- _AVAILABLE DATA_:
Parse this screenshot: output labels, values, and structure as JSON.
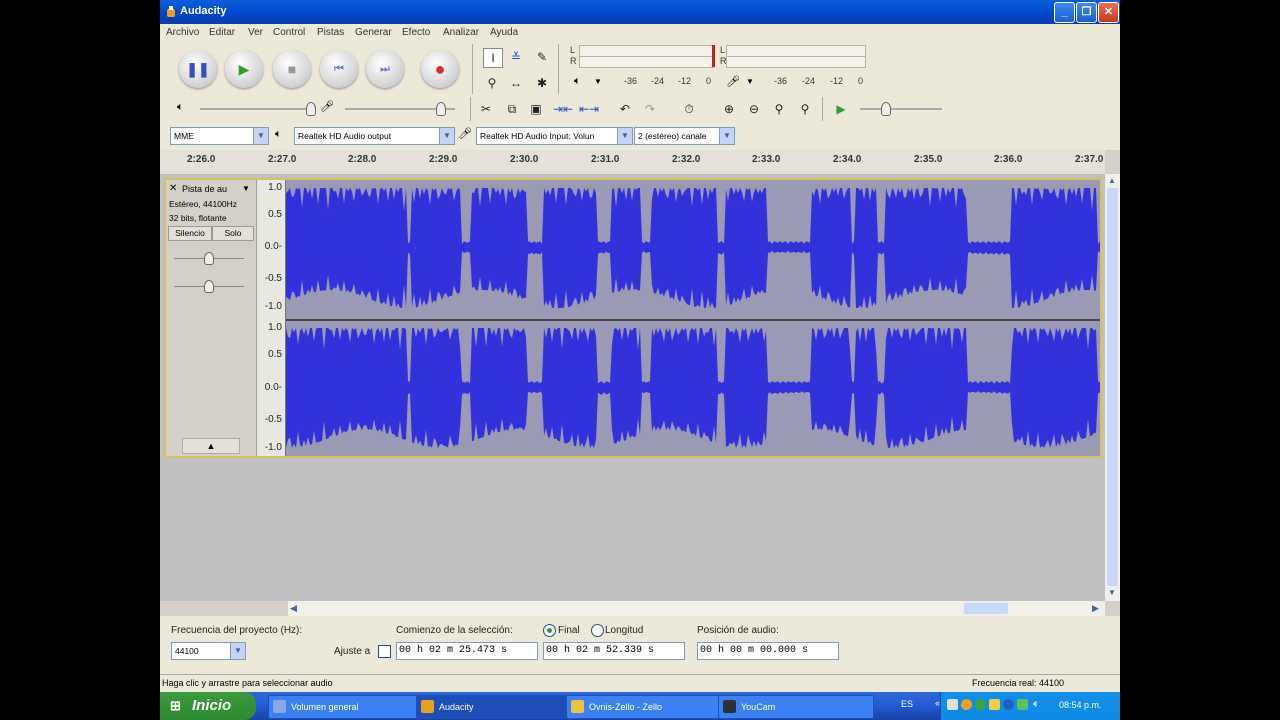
{
  "window": {
    "title": "Audacity"
  },
  "menu": [
    "Archivo",
    "Editar",
    "Ver",
    "Control",
    "Pistas",
    "Generar",
    "Efecto",
    "Analizar",
    "Ayuda"
  ],
  "meters": {
    "playback_channels": [
      "L",
      "R"
    ],
    "record_channels": [
      "L",
      "R"
    ],
    "playback_scale": [
      "-36",
      "-24",
      "-12",
      "0"
    ],
    "record_scale": [
      "-36",
      "-24",
      "-12",
      "0"
    ]
  },
  "devices": {
    "host": "MME",
    "output": "Realtek HD Audio output",
    "input": "Realtek HD Audio Input: Volun",
    "channels": "2 (estéreo) canale"
  },
  "timeline": [
    "2:26.0",
    "2:27.0",
    "2:28.0",
    "2:29.0",
    "2:30.0",
    "2:31.0",
    "2:32.0",
    "2:33.0",
    "2:34.0",
    "2:35.0",
    "2:36.0",
    "2:37.0"
  ],
  "track": {
    "name": "Pista de au",
    "info1": "Estéreo, 44100Hz",
    "info2": "32 bits, flotante",
    "mute": "Silencio",
    "solo": "Solo",
    "scale": [
      "1.0",
      "0.5",
      "0.0-",
      "-0.5",
      "-1.0"
    ]
  },
  "bottom": {
    "rate_label": "Frecuencia del proyecto (Hz):",
    "rate_value": "44100",
    "snap_label": "Ajuste a",
    "sel_start_label": "Comienzo de la selección:",
    "end_label": "Final",
    "length_label": "Longitud",
    "audio_pos_label": "Posición de audio:",
    "sel_start": "00 h 02 m 25.473 s",
    "sel_end": "00 h 02 m 52.339 s",
    "audio_pos": "00 h 00 m 00.000 s"
  },
  "status": {
    "left": "Haga clic y arrastre para seleccionar audio",
    "right": "Frecuencia real: 44100"
  },
  "taskbar": {
    "start": "Inicio",
    "tasks": [
      "Volumen general",
      "Audacity",
      "Ovnis-Zello - Zello",
      "YouCam"
    ],
    "lang": "ES",
    "clock": "08:54 p.m."
  },
  "colors": {
    "wave": "#3232dc",
    "wave_bg": "#9a9ab4",
    "selection_border": "#d8c060"
  }
}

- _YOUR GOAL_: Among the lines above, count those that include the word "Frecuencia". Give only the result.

- _RESULT OF THIS TASK_: 2